The comfort of this is that absolving sins isn’t effective because the minister has great, strong faith. Absolving sin is effective because Jesus sends His ministers to forgive sins. Jesus tells His ministers to absolve repentant sinners and to retain the sins of the impenitent. It has nothing to do with the person of the minister himself – it is the command of Christ, that is why it is just as valid and certain even in heaven as if our dear Lord dealt with us Himself (SC V). Jesus commands it, and so it is, even if your minister just came from cowering in fear and doubt behind locked doors.

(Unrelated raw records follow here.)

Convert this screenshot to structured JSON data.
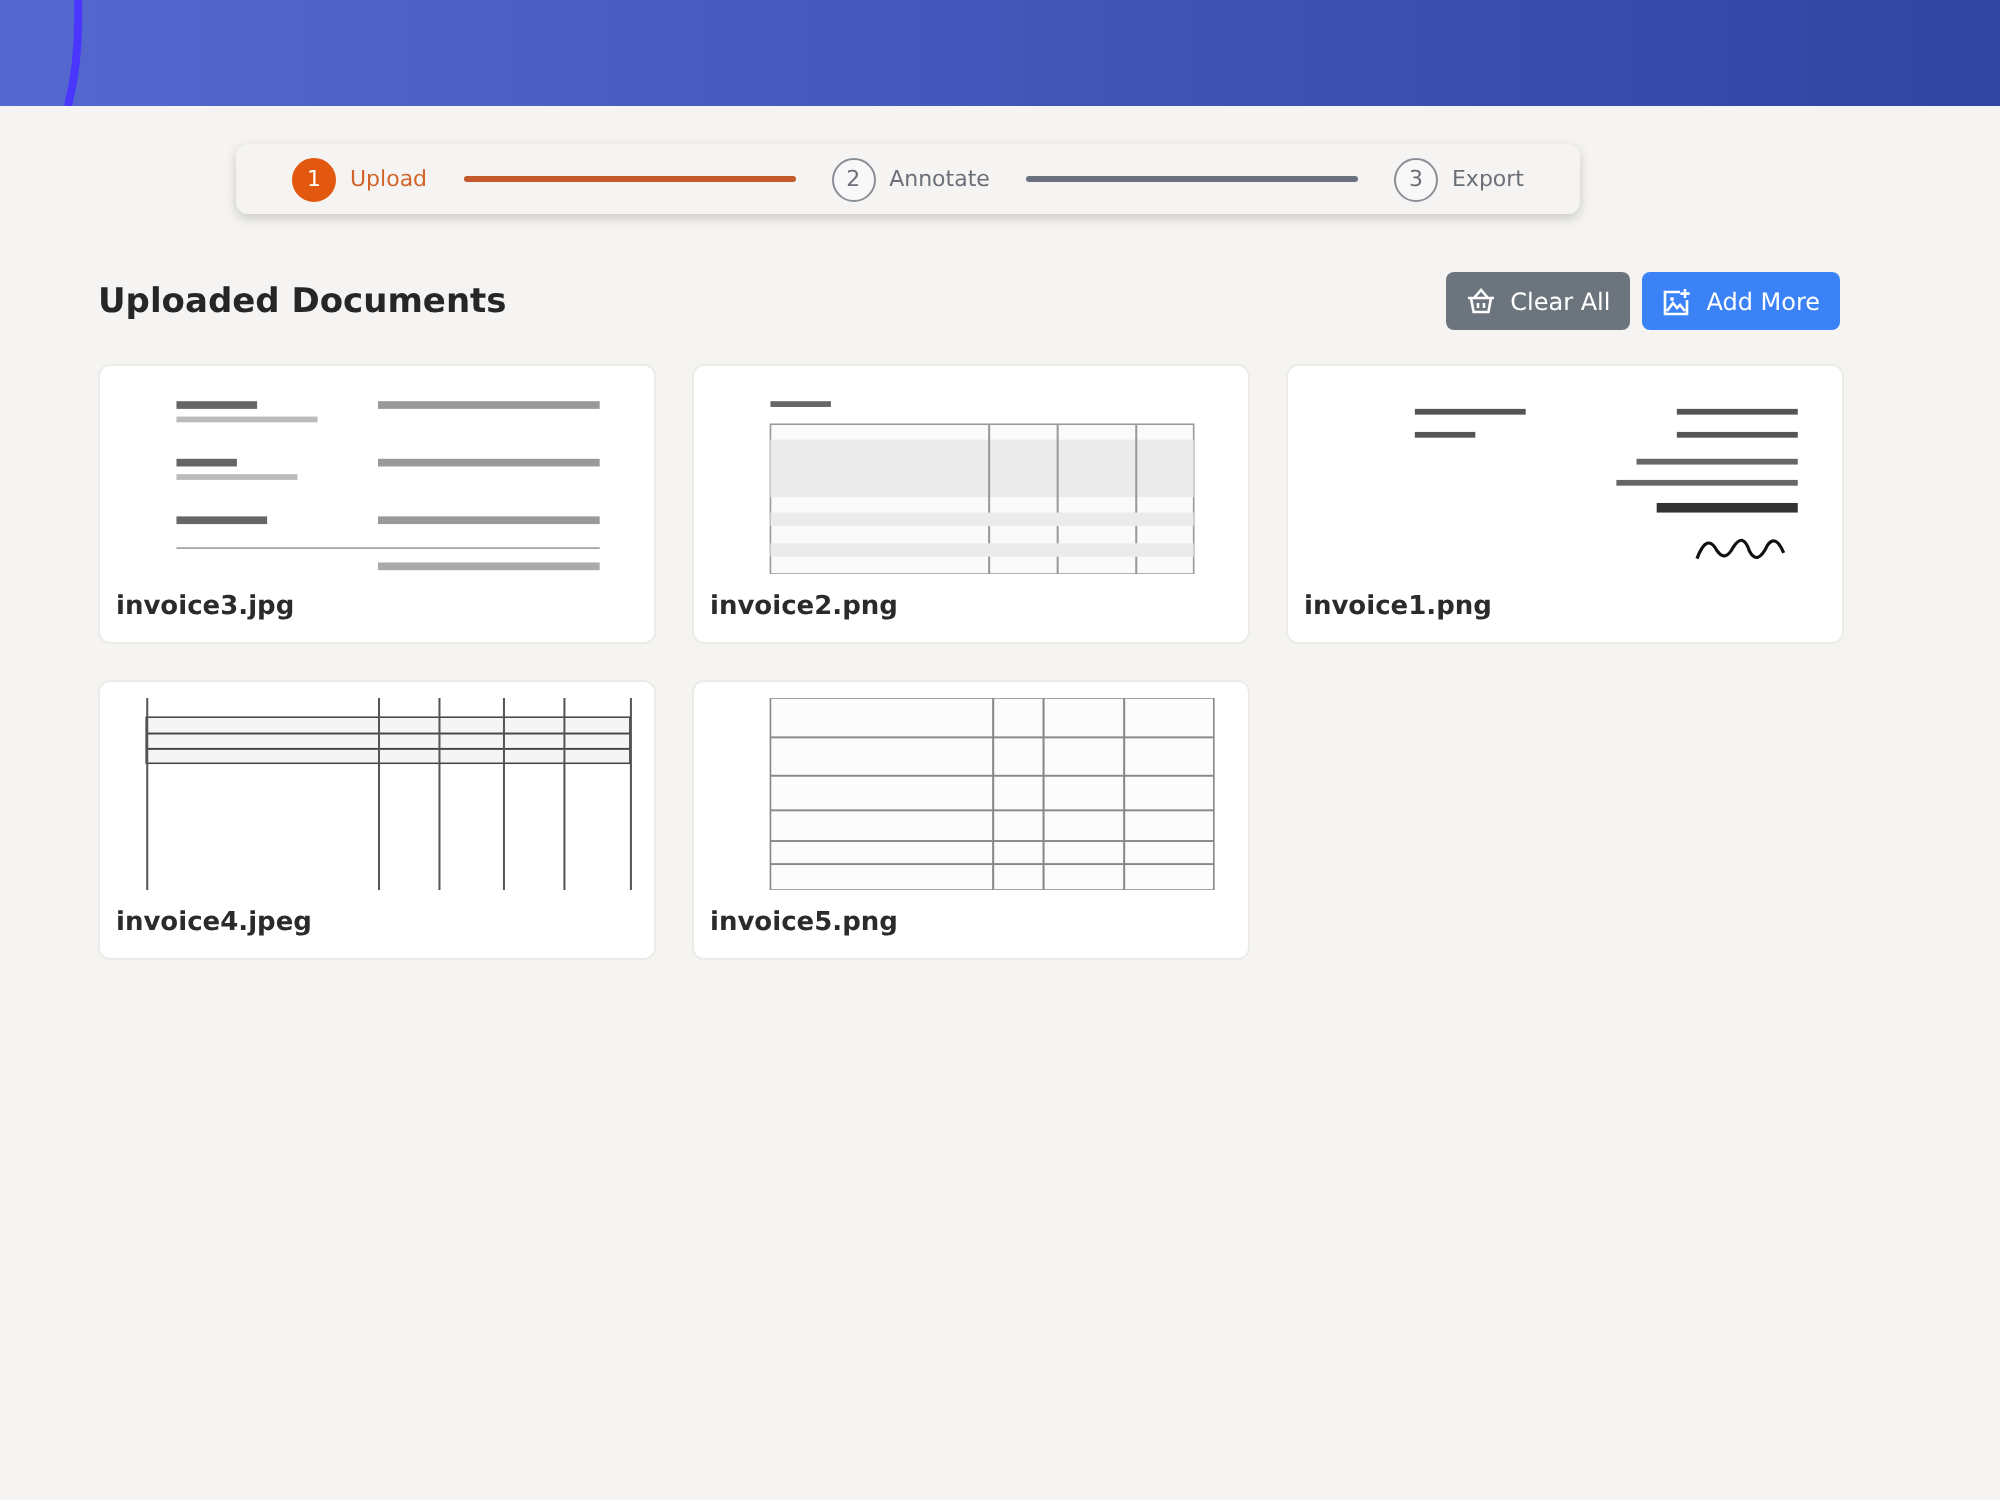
{
  "steps": [
    {
      "number": "1",
      "label": "Upload",
      "selected": true
    },
    {
      "number": "2",
      "label": "Annotate",
      "selected": false
    },
    {
      "number": "3",
      "label": "Export",
      "selected": false
    }
  ],
  "title": "Uploaded Documents",
  "buttons": [
    {
      "kind": "clear",
      "label": "Clear All"
    },
    {
      "kind": "add",
      "label": "Add More"
    }
  ],
  "documents": [
    {
      "name": "invoice3.jpg",
      "kind": "picture"
    },
    {
      "name": "invoice2.png",
      "kind": "picture"
    },
    {
      "name": "invoice1.png",
      "kind": "picture"
    },
    {
      "name": "invoice4.jpeg",
      "kind": "picture"
    },
    {
      "name": "invoice5.png",
      "kind": "picture"
    }
  ]
}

Of course the peace that Jesus gave to His apostles meant that they did not stay in hiding behind locked doors. The peace Jesus gave them meant that they were no longer in fear for their lives. In fact, the apostles went into the Temple to preach the resurrection of Jesus to exactly those Jews from whom they had been hiding.
The book of Acts (4:1-22) tells us that because Peter and John preached in Jesus the resurrection of the dead, the exact same council which had condemned Jesus for blasphemy and brought Him to Pilate for crucifixion had Peter and John arrested. Annas and Caiaphas and the council threatened them and told them to stop speaking and teaching in the name of Jesus. The apostles were thrown into jail since they refused to stop (Acts 5:17-18), but an angel of the Lord released them from prison during the night, and they went right back into the Temple to teach.In response to the threats of the council they simply responded, “We must obey God rather than men.” (Acts 5:29)
The disciples were no longer afraid. In the face of threats and opposition, they only prayed for more boldness to keep preaching the peace of God because of the death and resurrection of Jesus.
Because of the peace that Jesus had given them, they were not afraid of death. Jesus had proved to them and to all of us that He is stronger than death. He has defeated death by His resurrection. We do not have to fear death. Death is but a slumber from which Christ will awaken us.
You have peace. You have peace in spite of illness and death. You have peace in spite of the endless wars the world wages. You have peace in spite of your sin and you have peace in spite of the war waging within your heart. You even have peace in spite of receiving God’s discipline.
You have peace because Jesus was wounded for your transgressions. You have peace because Jesus rose from the dead and has promised you that you too will rise. You have peace because Jesus still sends His ministers in His stead and by His command to forgive you your sins in the name of the Father, and of the Son, and of the Holy Spirit. Amen.
The peace of God which surpasses all understanding will keep your hearts and your minds in Christ Jesus our Lord. Amen.